There are other types of migraine besides classic, namely: Common, Cluster, and Complicated. which are variations of the classic type that I just described and felt to have different causes – albeit, still largely unknown.
Why they happen is still a mystery but is felt that for some reason the blood vessels in the head are triggered to go into spasm or vessel constriction. This is followed by a distinct phase of vessel dilation accompanied by headache.
Diagnosis in children who cannot speak is very difficult but as the child becomes older it is important to rule out any of the other causes before you assume that it is a migraine.
Your physician should do a physical examination, take a careful history, and may even run some laboratory tests or x-rays – which all take more than the normally-allotted, 10 to 15 minute “sick child” visit. As in so many other childhood illnesses, if your child hasn’t received an undressed, head-to-toe physical you are probably being short-changed and important things can be missed.
If there is any indication that there might be a brain tumor, a head CT scan will also probably be performed.

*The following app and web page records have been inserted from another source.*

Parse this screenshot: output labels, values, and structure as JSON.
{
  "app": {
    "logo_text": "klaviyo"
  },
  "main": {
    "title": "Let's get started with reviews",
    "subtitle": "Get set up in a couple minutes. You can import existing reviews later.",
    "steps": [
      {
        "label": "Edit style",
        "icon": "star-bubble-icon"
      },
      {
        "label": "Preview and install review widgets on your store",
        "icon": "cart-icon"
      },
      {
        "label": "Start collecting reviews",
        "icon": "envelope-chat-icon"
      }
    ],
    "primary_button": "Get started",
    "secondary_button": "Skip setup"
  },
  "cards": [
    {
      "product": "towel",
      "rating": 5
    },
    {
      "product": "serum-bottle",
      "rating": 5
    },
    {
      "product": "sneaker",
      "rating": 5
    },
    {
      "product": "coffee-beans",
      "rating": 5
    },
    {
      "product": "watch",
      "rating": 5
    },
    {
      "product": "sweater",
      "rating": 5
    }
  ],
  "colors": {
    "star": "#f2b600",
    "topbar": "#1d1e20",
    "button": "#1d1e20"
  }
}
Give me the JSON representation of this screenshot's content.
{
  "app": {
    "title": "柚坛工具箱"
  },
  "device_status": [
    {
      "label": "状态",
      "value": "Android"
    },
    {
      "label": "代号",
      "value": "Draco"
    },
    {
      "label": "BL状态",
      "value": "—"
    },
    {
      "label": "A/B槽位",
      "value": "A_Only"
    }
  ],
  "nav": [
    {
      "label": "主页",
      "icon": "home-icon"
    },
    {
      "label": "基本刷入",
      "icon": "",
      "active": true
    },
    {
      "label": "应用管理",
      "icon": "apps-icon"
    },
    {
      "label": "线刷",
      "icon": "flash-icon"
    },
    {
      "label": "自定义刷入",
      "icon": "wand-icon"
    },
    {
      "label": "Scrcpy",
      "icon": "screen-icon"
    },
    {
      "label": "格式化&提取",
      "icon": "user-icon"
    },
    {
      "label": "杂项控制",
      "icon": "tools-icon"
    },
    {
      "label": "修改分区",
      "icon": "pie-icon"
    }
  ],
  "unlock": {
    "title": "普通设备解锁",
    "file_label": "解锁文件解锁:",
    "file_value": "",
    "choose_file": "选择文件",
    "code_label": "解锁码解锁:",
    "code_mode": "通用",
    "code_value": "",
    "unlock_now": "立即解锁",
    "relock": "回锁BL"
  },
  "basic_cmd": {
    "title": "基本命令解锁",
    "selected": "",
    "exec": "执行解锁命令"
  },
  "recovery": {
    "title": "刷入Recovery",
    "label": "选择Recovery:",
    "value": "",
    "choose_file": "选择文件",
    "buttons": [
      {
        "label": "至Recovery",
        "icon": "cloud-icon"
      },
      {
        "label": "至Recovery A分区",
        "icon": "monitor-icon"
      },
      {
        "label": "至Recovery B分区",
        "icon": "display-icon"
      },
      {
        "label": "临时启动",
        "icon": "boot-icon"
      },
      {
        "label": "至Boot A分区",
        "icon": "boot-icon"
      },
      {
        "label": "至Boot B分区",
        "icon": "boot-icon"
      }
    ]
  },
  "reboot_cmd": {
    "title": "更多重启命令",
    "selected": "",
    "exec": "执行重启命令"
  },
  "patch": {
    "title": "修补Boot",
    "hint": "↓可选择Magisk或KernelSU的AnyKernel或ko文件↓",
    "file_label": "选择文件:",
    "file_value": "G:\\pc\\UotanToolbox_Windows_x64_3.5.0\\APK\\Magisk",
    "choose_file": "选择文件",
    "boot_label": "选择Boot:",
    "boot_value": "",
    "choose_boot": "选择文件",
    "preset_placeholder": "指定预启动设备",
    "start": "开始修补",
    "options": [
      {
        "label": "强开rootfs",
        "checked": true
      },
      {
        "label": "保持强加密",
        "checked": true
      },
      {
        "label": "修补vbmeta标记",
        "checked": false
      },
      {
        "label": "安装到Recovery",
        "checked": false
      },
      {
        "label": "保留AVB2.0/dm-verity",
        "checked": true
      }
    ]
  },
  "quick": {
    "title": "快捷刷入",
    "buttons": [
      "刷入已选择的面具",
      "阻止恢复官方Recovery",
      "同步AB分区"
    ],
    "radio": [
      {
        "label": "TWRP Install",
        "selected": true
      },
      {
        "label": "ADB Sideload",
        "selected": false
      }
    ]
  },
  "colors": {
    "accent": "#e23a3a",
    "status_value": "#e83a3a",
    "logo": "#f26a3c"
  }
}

Treatment in children is usually not difficult and consists of rest in a quiet, darkened room with mild analgesics (aspirin); removal of any constrictive or tight clothing; and distancing from any known ‘triggers’ such as smells, animals, allergens and foods. Some children respond to light massage but others just “don’t want to be touched”… or even talked to.
From a long-term parenting standpoint, it is especially important NOT to “reward” any illness with special attention and/or treats – especially those without observable outward signs and which you know might recur. This is important in childhood migraine as well – although if your son tries to get out of mowing the lawn by completely going to bed for half a day, we may be dealing with different issues.
There are some medications (ergotamine) which work by preventing the final dilation and pain phase and therefore must be taken at the very first onset of the prodrome or they will not work – like in the large number of children who either don’t have, or can’t notice and verbalize, a prodrome phase.
Other medications (like periactin) are used to try and prevent attacks altogether in those children whose headaches are fairly frequent and therefore can be predicted.
The reduction of such precipitating factors as: fatigue, foods containing Tyramine (like cheese), flickering or bright lights, lack of nutritious meals, school or peer pressures, or alcohol is essential.
The outcome of migraine children is generally favorable. There seems to be little correlation between the type of migraine, its severity or frequency, and the ultimate outcome.
Studies show that approximately 2/3 of all children with migraines will be improved or symptom free in long term follow-up